[Start of section]
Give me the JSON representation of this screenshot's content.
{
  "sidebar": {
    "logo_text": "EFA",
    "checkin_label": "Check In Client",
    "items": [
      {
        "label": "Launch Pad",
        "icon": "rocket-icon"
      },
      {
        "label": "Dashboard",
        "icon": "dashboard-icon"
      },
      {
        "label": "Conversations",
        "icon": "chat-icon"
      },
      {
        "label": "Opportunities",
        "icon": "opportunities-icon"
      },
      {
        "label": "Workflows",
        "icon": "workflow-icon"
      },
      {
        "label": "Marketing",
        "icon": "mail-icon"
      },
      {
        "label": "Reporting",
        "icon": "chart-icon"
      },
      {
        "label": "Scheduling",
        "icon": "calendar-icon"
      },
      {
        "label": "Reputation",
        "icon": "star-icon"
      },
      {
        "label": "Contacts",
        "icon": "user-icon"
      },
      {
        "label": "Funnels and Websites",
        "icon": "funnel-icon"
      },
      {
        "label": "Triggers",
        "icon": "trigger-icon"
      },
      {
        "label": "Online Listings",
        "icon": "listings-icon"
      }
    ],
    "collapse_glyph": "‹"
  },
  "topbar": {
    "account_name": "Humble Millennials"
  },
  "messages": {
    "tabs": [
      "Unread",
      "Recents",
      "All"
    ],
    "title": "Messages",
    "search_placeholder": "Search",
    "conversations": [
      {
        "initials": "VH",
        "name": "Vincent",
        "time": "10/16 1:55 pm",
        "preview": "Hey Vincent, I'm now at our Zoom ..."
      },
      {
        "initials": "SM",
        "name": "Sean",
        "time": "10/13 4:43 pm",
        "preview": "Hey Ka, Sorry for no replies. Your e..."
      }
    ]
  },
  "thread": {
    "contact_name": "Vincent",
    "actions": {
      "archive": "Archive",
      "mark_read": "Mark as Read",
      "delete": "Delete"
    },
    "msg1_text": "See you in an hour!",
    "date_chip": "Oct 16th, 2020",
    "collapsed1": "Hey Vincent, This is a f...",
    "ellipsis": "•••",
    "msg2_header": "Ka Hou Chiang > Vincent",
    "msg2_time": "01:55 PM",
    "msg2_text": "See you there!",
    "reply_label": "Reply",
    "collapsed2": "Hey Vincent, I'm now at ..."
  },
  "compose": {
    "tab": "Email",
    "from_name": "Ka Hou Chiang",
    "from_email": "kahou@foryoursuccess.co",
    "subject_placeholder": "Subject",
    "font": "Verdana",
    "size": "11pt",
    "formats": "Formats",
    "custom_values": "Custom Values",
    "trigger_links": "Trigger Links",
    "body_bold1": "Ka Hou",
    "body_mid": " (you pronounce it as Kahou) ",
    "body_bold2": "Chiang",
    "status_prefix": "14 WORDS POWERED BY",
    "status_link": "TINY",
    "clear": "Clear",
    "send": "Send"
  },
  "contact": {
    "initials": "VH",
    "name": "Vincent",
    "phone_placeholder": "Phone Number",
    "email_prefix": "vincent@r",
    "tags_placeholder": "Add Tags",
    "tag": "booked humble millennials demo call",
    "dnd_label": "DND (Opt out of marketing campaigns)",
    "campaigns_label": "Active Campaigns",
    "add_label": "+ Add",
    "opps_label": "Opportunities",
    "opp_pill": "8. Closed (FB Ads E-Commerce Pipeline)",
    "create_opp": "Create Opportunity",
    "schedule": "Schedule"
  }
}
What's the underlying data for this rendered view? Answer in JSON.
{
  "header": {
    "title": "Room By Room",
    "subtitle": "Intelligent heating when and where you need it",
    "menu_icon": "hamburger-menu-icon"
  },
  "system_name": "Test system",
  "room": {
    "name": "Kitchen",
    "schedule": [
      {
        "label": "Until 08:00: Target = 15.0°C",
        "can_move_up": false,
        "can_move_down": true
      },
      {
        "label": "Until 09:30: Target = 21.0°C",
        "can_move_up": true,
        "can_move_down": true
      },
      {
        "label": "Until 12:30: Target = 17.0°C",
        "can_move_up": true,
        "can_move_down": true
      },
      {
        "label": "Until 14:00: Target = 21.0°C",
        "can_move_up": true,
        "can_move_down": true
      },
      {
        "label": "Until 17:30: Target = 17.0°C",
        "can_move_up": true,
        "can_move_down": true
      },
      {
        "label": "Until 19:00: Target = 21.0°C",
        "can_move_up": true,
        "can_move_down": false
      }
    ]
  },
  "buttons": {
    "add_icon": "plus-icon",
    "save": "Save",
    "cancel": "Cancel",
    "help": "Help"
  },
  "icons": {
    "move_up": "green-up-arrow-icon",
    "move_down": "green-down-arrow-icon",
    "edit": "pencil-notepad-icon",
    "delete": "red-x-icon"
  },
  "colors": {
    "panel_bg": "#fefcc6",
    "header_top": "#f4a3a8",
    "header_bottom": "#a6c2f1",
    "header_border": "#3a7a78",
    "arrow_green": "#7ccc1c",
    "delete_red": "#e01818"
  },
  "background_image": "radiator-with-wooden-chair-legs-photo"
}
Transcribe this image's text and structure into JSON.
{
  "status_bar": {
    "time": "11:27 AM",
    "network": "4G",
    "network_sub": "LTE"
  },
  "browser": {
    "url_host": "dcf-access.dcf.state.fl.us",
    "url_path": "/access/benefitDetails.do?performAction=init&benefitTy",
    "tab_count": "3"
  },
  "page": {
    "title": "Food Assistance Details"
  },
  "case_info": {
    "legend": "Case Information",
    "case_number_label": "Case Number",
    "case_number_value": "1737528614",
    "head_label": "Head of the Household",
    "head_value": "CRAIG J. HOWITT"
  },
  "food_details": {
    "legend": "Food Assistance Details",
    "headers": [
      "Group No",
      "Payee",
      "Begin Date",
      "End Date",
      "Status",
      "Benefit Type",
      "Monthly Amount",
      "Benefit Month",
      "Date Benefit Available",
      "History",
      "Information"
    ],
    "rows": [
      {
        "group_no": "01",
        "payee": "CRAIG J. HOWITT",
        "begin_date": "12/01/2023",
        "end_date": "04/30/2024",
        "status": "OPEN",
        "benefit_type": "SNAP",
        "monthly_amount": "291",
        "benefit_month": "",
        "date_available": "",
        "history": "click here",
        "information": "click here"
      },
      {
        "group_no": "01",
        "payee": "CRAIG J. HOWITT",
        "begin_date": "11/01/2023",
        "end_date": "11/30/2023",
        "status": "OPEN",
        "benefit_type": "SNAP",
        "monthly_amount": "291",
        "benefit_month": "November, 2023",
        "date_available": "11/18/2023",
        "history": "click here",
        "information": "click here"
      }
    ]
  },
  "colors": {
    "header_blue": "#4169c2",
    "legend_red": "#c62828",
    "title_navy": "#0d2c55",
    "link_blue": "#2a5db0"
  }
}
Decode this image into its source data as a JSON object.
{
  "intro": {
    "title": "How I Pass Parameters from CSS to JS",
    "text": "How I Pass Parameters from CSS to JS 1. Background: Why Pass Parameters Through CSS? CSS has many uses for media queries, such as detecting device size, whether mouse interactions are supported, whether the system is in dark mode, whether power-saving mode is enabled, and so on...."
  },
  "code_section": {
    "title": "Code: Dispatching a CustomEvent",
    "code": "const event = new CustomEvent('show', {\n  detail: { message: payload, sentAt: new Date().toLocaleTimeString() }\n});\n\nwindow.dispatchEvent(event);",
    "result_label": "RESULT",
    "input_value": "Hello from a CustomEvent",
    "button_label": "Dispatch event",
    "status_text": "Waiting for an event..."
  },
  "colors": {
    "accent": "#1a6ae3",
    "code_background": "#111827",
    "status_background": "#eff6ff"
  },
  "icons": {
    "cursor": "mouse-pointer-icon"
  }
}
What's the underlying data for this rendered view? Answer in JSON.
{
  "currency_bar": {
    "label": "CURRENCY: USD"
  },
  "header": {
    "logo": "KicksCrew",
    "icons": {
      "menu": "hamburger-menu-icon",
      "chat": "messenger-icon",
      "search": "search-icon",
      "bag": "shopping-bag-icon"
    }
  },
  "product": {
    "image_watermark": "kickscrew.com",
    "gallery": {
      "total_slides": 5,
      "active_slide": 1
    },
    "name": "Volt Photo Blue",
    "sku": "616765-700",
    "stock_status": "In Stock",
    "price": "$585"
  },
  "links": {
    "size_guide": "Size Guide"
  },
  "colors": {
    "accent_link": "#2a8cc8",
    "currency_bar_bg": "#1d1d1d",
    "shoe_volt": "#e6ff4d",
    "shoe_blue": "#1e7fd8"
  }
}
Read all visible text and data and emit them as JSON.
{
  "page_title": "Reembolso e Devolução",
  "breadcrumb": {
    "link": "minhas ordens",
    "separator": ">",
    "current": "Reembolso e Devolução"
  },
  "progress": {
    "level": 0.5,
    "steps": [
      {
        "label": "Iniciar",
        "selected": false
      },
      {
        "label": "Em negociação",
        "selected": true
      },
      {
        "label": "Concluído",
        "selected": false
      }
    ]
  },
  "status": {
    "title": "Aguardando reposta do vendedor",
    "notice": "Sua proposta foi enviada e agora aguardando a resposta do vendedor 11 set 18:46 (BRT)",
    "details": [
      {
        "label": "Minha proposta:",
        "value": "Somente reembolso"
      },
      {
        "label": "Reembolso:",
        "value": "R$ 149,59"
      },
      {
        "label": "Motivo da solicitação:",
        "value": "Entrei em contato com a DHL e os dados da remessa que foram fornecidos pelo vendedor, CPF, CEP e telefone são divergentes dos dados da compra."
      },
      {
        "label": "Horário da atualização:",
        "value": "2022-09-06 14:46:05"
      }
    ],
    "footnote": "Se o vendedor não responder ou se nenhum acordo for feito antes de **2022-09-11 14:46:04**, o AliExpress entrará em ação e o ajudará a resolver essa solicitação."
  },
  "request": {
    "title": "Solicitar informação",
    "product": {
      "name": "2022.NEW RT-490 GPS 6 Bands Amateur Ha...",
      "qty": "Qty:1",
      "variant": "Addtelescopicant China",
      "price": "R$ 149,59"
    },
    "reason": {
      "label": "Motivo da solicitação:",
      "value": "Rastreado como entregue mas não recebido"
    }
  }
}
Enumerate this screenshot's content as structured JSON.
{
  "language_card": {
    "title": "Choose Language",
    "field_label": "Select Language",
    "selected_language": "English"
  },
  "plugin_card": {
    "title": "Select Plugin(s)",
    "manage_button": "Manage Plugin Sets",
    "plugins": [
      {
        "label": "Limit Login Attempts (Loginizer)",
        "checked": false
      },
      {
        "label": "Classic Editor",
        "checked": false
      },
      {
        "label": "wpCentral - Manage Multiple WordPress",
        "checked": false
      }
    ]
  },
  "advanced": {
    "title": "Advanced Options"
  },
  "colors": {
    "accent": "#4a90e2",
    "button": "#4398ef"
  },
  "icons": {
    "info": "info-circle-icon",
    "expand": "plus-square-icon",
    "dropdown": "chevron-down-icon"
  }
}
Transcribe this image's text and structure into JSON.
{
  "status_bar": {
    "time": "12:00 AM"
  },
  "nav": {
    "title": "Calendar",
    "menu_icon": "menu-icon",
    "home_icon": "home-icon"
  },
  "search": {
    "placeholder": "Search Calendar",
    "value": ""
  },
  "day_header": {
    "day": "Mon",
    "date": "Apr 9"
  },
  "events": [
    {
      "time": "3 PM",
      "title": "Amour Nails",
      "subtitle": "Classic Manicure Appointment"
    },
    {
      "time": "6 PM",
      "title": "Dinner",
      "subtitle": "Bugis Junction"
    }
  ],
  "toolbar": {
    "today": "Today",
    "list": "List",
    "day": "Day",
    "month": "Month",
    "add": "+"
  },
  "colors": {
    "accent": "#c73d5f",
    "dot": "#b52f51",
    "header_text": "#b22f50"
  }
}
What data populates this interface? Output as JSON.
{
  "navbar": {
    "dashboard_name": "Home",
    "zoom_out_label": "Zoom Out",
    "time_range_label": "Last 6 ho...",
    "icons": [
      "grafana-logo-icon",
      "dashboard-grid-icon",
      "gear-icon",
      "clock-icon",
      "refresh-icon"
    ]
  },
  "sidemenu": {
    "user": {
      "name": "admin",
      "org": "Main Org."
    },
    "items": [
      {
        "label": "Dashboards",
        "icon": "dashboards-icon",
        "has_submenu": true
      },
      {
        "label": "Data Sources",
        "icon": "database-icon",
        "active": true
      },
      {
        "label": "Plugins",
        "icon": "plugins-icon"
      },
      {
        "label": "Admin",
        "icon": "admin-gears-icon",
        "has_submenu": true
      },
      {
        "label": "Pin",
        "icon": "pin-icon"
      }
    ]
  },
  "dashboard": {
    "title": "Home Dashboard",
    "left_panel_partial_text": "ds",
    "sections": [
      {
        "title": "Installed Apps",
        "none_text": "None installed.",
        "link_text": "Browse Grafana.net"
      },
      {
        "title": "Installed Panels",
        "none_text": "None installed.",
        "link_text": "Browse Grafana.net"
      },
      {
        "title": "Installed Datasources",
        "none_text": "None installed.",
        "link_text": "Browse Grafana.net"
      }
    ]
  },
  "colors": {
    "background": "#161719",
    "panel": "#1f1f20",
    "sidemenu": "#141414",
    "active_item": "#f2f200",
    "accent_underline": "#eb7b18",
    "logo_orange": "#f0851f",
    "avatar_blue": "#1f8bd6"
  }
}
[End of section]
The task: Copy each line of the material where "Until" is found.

Problem solution:
        "label": "Until 08:00: Target = 15.0°C",
        "label": "Until 09:30: Target = 21.0°C",
        "label": "Until 12:30: Target = 17.0°C",
        "label": "Until 14:00: Target = 21.0°C",
        "label": "Until 17:30: Target = 17.0°C",
        "label": "Until 19:00: Target = 21.0°C",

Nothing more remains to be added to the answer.